For each criterion, the schools received a score of one (problematic), two (room for improvement), or three (best practice), and the scores were then tallied for a total out of 45 points. Each school’s total score was divided by 45 to get a percentage, which was then translated into an academic grade.
Researchers chose to focus on Ivy League schools because of their elite status and the expectation that their policies can set a standard for others to follow.
Penn received a score of 31 out of 45, or a D-plus — the highest of the group. Princeton scored 29 out of 45, a D. The rest of the schools were graded as follows: Brown University (D); Columbia University (D); Cornell University (D-minus); Dartmouth College (F); Harvard University (D-minus); and Yale University (F).
Taking leaves of absence can be important for students with mental illness to focus on recovery and return to campus prepared to handle stress, Heyman said. But “ambiguous, if not discriminatory” policies are allowing universities to impose leaves on students when less drastic alternatives should be tried first.
The Americans With Disabilities Act (ADA) requires universities to make reasonable accommodations for students with mental illness. But many colleges, including Penn, do not mention that in their policies.
“That is a big deal,” said Shane Owens, a New York-based psychologist who works with college students and young adults. Though he believes colleges should have the right to ask students to leave, they should consider other options first, he said.
In 2014, a student sued Princeton, claiming the school violated the ADA by refusing to provide reasonable accommodations after he attempted suicide. Karen Bower, a co-author on the Ruderman report, is one of the student’s attorneys.
According to the lawsuit, the 20-year-old sophomore, referred to as W.P., had swallowed pills and then walked to the student health center to receive medical attention. When he was released from the hospital, the university told him he needed to take a leave.
W.P. instead asked to live off campus or take a reduced course load. But he was told those conditions would “fundamentally alter the nature of a Princeton education.”
Princeton disputes that narrative.
The lawsuit led the U.S. Department of Justice to review Princeton’s policies. Though it “did not make any findings of noncompliance,” the department asked Princeton to update its policy to better explain options for students with disabilities.
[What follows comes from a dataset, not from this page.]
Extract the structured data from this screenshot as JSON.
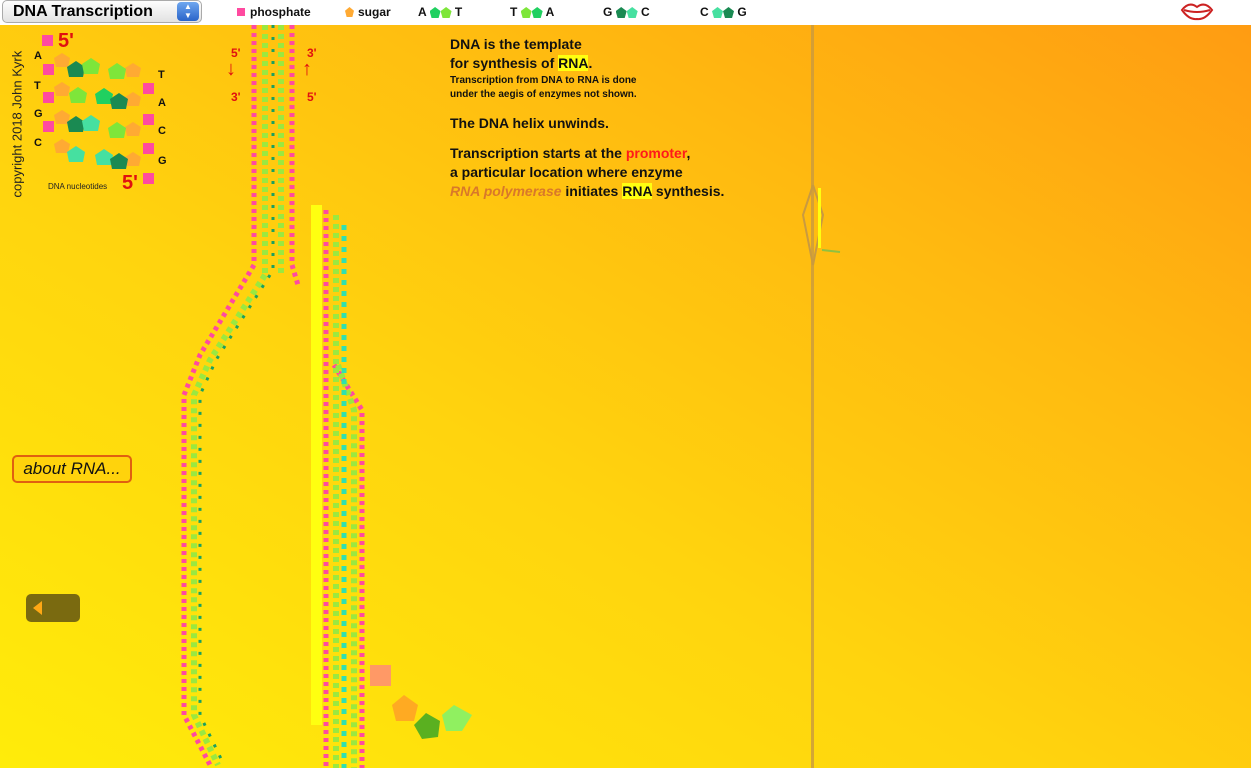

Another shortcoming of Ivy League university policies noted in the report is the use of “community disruption” as grounds for an involuntary leave of absence.
The practice, which is in Penn’s policies but not Princeton’s, can be interpreted very broadly, Heyman said. If a parent requests a wellness check on a student and campus police enter a dorm room to do so, that can be considered a community disruption.
It’s also a legally dubious practice, as a 2007 court case on workplace discrimination found that “conduct resulting from a disability is part of the disability and not a separate basis for termination.”
Owens, the New York psychologist, said the fact that the policy is vague means what really matters is how it’s enforced — something the Ruderman report did not examine.
The researchers "talk about the high-profile cases where policies are enforced and bad things happened, but what about all the times they enforce policies and there were good cases?” Owens said.
And there are success stories. In 2016, Devin Trotter was placed on leave three months into his freshman year at Penn after attempting suicide. He returned a year later, only to be placed on leave again within days, for risk of suicide.
“When I was first placed on leave, I thought Penn was making a mistake,” said the 20-year-old, currently living with his family in Los Angeles. “But now, I know it was something that was necessary for me to go through.”
Leave gave Trotter time to go to rehab for alcohol-use disorder, learn to deal with setbacks in healthy ways, and prioritize his health.